The bright spot in all of this? No matter what is causing your hair loss, there are treatment options you can try. In order to determine your best way to get healthy hair, it’s helpful to first speak with a healthcare professional. Curious about other side effects of medications? You can start with this article on gabapentin and erectile dysfunction.

13 Sources

Hims & Hers has strict sourcing guidelines to ensure our content is accurate and current. We rely on peer-reviewed studies, academic research institutions, and medical associations. We strive to use primary sources and refrain from using tertiary references.

  1. Telek, A., Biro, T., Bodo, E., et al., (2007, June 12). Inhibition of human hair follicle growth by endo-and exocannabinoids. The Faseb Journal. Retrieved from https://faseb.onlinelibrary.wiley.com/doi/full/10.1096/fj.06-7689com
  2. Does Smoking Marijuana Increase Your Metabolism? Columbia University. Retrieved from https://goaskalice.columbia.edu/answered-questions/does-smoking-marijuana-increase-your-metabolism
  3. Trueb, R., (2003). Association between smoking and hair loss: another opportunity for health education against smoking? National Library of Medicine. Retrieved from https://pubmed.ncbi.nlm.nih.gov/12673073/
  4. Finasteride (2018). Medline Plus. Retrieved from https://medlineplus.gov/druginfo/meds/a698016.html
  5. Yanagisawa, M., et al. (2019, January). Long-term (10-year) efficacy of finasteride in 523 Japanese men with androgenetic alopecia. Clinical Research and Trials. 5, 1-5. Retrieved from https://www.researchgate.net/publication/337105943_Long-term_10-year_efficacy_of_finasteride_in_523_Japanese_men_with_androgenetic_alopecia
  6. Badri, T., Nessel, T.A. & Kumar, D.D. (2020, May 4). Minoxidil. StatPearls. Retrieved from https://www.ncbi.nlm.nih.gov/books/NBK482378/
  7. Suchonwanit, P., Thammarucha, S. & Leerunyakul, K. (2019). Minoxidil and its use in hair disorders: a review. Drug Design, Development and Therapy. 13, 2777–2786. Retrieved from https://www.ncbi.nlm.nih.gov/pmc/articles/PMC6691938/
  8. Hu, R., et al. (2015, June 2). Combined treatment with oral finasteride and topical minoxidil in male androgenetic alopecia: a randomized and comparative study in Chinese patients. Dermatologic Therapy. 28 (5), 303-308. Retrieved from https://onlinelibrary.wiley.com/doi/abs/10.1111/dth.12246

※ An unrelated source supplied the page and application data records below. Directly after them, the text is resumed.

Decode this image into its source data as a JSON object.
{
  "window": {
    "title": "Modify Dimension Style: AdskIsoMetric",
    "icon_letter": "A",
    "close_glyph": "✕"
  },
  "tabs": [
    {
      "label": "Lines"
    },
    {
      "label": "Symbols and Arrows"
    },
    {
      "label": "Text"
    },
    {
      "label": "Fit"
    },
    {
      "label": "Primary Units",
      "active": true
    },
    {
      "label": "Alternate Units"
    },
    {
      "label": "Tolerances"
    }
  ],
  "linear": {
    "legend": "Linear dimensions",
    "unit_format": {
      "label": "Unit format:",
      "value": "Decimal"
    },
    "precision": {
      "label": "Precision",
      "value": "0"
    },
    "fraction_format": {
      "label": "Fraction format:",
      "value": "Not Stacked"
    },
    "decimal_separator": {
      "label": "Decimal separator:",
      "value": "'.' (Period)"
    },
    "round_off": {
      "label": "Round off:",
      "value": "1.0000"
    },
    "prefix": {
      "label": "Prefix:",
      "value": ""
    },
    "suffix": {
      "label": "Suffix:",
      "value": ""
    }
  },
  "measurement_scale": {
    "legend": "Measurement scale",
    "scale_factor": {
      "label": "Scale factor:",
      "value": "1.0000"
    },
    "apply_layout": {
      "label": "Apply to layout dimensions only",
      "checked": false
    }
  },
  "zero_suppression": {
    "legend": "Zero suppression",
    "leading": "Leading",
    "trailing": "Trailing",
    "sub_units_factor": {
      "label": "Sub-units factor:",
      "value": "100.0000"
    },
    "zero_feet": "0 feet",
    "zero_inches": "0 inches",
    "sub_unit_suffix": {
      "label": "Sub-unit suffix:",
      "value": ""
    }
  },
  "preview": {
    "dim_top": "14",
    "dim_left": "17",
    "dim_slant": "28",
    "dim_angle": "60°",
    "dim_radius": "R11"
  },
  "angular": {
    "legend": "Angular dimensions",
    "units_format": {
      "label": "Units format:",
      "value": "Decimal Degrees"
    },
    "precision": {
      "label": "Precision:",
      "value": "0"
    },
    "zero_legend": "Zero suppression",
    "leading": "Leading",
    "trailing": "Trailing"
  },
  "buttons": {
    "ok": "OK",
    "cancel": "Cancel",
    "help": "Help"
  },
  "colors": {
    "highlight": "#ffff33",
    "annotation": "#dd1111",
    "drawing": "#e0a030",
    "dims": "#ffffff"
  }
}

  9. Rossi, A., Mari, E., Scarno, M., et al. (2012, October). Comparative Effectiveness and Finasteride Vs Serenoa Repens in Male Androgenetic Alopecia: A Two-Year Study. International Journal of Immunopathology and Pharmacology, Volume 25, Issue 4, pages 1167-1173. Retrieved from https://journals.sagepub.com/doi/abs/10.1177/039463201202500435
  10. Ablon, G. (2015). A 3-Month, Randomized, Double-Blind, Placebo-Controlled Study Evaluating the Ability of an Extra-Strength Marine Protein Supplement to Promote Hair Growth and Decrease Shedding in Women with Self-Perceived Thinning Hair. Dermatology Research and Practice. Retrieved from https://www.hindawi.com/journals/drp/2015/841570/

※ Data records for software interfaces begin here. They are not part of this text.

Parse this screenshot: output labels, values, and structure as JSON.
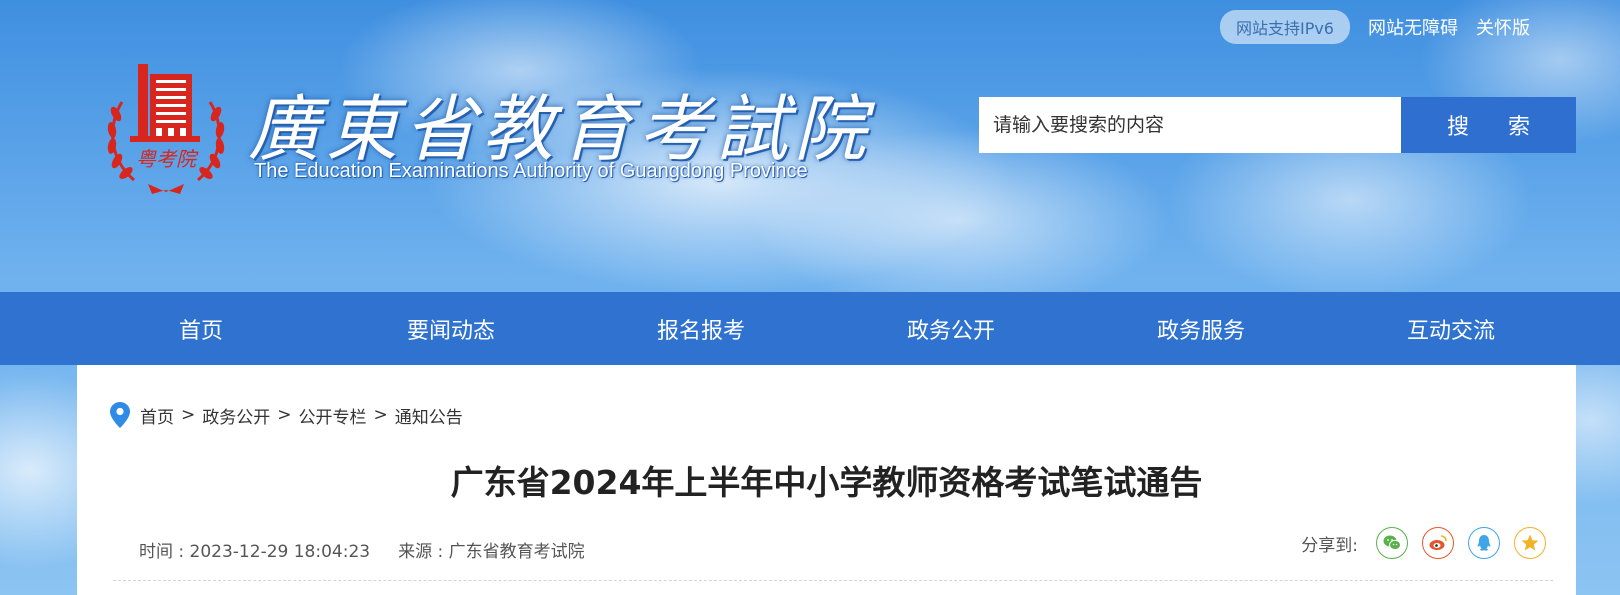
{
  "header": {
    "top_links": {
      "ipv6": "网站支持IPv6",
      "accessibility": "网站无障碍",
      "care_mode": "关怀版"
    },
    "logo": {
      "name_cn": "廣東省教育考試院",
      "name_en": "The Education Examinations Authority of Guangdong Province",
      "emblem_text": "粤考院"
    },
    "search": {
      "placeholder": "请输入要搜索的内容",
      "button_label": "搜 索"
    }
  },
  "nav": {
    "items": [
      {
        "label": "首页"
      },
      {
        "label": "要闻动态"
      },
      {
        "label": "报名报考"
      },
      {
        "label": "政务公开"
      },
      {
        "label": "政务服务"
      },
      {
        "label": "互动交流"
      }
    ]
  },
  "breadcrumb": {
    "items": [
      "首页",
      "政务公开",
      "公开专栏",
      "通知公告"
    ],
    "separator": ">"
  },
  "article": {
    "title": "广东省2024年上半年中小学教师资格考试笔试通告",
    "time": "时间 : 2023-12-29 18:04:23",
    "source": "来源 : 广东省教育考试院"
  },
  "share": {
    "label": "分享到:",
    "icons": [
      "wechat-icon",
      "weibo-icon",
      "qq-icon",
      "qzone-icon"
    ]
  },
  "colors": {
    "nav_bg": "#2f72d0",
    "search_button": "#2f6fd0",
    "emblem_red": "#d8261e",
    "wechat": "#5ab04a",
    "weibo": "#e4572e",
    "qq": "#3ea6e8",
    "qzone": "#f2b327"
  }
}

  11. Biotin (2020). Medline Plus. Retrieved from https://medlineplus.gov/druginfo/natural/313.html
  12. Khan, Q., Fabian, C., (2010, March). How I Treat Vitamin D Deficiency. Journal of Oncology Practice, 6(2):97-101. Retrieved from https://www.ncbi.nlm.nih.gov/pmc/articles/PMC2835491/
  13. Guo, E., Katta, R., (2017, January). Diet and hair loss: effects of nutrient deficiency and supplement use. Dermatology Practical and Conceptual, 7(1): 1-10. Retrieved from https://www.ncbi.nlm.nih.gov/pmc/articles/PMC5315033/

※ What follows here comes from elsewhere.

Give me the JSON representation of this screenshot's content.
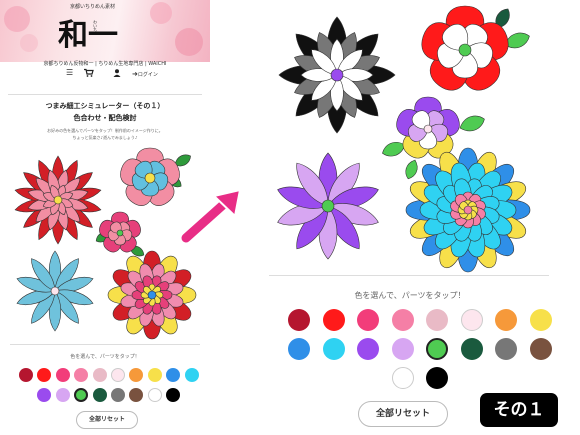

This article is for informational purposes only and does not constitute medical advice. The information contained herein is not a substitute for and should never be relied upon for professional medical advice. Always talk to your doctor about the risks and benefits of any treatment. Learn more about our editorial standards here.